There is a big disconnect between our food sources and the grocery store shelves. Meat comes from factory farms and feed lots where the animals are locked in small pens or cages and given all kinds of growth hormones and antibiotics to speed up production and combat diseases that occur in close quarters. Factory farms are finding ways to speed up growth, picking and packing while creating produce that is actually devoid of the nutrients our bodies need. We, therefore put on weight because we eat calorie dense foods rather than lower calorie, nutrient dense foods.
Here in Southern California we have an abundance of locally grown, healthy produce. Whether it says organic or not, many of our farm stands don’t use chemicals or modified seeds in their fields and gardens. It is possible to eat a healthy, local and beneficial diet on a reasonable budget. While a plant based diet has been shown to provide the best health benefits, it is also possible to find locally raised, hormone free meat and poultry. Plant based diets are becoming more desirable for increasing health and energy and are a great way to lose unwanted weight. Avoiding processed food is a giant step towards maintaining good health. Processed foods like crackers, chips, and even foods that are labeled as healthy are still full of chemicals and lack the real nutrition our bodies need.
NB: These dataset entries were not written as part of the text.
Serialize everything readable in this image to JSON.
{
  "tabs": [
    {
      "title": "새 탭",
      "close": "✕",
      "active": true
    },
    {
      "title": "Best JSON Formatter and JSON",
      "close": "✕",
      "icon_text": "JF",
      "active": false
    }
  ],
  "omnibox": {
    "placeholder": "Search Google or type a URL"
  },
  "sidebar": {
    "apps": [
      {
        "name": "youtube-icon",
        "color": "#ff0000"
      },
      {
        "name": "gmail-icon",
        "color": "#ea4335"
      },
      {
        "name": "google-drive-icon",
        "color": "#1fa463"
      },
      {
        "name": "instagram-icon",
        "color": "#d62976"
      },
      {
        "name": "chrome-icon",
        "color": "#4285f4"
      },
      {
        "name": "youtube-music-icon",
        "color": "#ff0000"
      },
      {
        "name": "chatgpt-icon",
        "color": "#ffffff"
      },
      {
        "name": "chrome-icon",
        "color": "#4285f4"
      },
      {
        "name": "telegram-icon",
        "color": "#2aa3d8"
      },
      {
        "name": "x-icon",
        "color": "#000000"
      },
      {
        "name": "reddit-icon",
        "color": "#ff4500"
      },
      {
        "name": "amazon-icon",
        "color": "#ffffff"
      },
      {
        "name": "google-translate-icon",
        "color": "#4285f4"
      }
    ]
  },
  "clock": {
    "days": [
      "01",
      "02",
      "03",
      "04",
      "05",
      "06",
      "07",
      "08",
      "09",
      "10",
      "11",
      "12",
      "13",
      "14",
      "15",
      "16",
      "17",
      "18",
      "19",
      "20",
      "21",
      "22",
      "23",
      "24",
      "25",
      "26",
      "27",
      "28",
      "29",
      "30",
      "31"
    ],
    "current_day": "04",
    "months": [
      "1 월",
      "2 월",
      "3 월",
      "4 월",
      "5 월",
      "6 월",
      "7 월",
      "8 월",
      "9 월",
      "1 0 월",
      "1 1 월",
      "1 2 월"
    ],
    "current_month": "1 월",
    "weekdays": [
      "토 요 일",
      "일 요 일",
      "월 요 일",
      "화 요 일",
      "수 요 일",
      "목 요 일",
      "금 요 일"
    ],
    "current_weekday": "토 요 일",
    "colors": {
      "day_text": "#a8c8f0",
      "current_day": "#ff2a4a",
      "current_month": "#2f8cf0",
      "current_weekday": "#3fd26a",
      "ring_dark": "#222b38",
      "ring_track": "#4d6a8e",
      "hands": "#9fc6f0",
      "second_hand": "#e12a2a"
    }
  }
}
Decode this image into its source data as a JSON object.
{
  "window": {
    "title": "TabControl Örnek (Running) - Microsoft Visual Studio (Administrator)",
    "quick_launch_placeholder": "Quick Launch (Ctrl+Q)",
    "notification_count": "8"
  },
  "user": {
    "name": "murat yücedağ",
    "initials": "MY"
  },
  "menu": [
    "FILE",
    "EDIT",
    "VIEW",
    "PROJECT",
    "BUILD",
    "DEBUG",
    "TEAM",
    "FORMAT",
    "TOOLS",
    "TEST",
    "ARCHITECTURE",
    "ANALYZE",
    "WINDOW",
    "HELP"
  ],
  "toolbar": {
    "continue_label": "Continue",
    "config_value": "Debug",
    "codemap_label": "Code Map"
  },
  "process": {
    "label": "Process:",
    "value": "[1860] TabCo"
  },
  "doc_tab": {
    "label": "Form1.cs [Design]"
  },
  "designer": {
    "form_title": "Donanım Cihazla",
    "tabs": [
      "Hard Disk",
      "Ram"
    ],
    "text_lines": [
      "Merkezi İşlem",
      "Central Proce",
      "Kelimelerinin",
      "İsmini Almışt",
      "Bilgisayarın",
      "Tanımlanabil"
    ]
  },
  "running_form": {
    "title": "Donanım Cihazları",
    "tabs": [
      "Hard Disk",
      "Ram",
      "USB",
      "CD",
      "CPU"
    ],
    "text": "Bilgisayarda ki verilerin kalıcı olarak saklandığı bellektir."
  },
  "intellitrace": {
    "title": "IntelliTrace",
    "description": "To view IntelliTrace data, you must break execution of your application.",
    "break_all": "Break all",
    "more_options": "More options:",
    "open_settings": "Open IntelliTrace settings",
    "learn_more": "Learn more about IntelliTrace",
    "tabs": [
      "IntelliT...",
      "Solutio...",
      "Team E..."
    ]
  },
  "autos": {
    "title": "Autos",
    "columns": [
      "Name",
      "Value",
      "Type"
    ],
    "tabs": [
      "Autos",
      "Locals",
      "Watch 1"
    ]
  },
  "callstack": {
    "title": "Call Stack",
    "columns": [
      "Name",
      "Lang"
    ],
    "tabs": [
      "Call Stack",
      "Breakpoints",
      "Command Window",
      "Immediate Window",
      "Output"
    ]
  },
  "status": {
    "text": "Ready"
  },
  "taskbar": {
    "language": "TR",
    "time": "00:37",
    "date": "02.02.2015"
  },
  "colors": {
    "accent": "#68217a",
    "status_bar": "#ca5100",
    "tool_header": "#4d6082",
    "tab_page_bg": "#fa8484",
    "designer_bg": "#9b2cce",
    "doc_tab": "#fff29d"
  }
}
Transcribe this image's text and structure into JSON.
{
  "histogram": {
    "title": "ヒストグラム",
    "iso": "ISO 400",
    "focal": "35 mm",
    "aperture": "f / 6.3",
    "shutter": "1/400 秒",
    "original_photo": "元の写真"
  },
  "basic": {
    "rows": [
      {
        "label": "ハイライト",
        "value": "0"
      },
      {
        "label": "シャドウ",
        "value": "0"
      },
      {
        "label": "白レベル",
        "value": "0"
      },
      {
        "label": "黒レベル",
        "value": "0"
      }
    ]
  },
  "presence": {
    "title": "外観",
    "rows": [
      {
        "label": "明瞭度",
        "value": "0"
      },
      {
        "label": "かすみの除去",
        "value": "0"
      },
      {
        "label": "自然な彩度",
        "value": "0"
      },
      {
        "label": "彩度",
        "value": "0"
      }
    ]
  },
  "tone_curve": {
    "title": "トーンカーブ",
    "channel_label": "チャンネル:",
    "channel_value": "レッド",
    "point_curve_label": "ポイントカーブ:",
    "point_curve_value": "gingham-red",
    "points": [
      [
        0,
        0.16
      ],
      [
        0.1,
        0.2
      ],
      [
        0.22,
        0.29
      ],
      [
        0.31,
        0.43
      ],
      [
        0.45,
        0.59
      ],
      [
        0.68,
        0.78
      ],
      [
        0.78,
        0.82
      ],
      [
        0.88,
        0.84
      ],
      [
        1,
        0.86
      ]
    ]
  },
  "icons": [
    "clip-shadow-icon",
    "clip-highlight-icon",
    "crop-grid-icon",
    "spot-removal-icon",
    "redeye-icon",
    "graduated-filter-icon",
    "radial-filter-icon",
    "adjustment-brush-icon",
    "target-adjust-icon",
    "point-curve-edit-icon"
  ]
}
Shopping only in the produce and grain aisle will help provide an easy way to start a healthy diet and keep within a reasonable food budget. Start by researching on the internet for great recipes that use only plant based ingredients. There are many great recipe books for vegan recipes as well. If you are not interested in a plant based diet, at least use minimally processed organic meats and products. Then, start shopping for produce, dried beans and whole grains. If it comes in a box, you probably shouldn’t be eating it. Dried beans, lentils, brown rice, quinoa and millet are easy to make, very filling, very cheap to buy and will store for a long time. Don’t try to replace regular foods with fake versions, they still contain processes and chemicals we don’t need and tend to be expensive. (i.e. veggie butter or cheese or fake meats)
There are wonderful sites on the internet to help keep your incentive up. “Fat, Sick and Nearly Dead” is a great documentary as well as “Forks over Knives” and “PCRM” (Physicians Committee for Responsible Medicine) contain science based information on eating a healthy diet.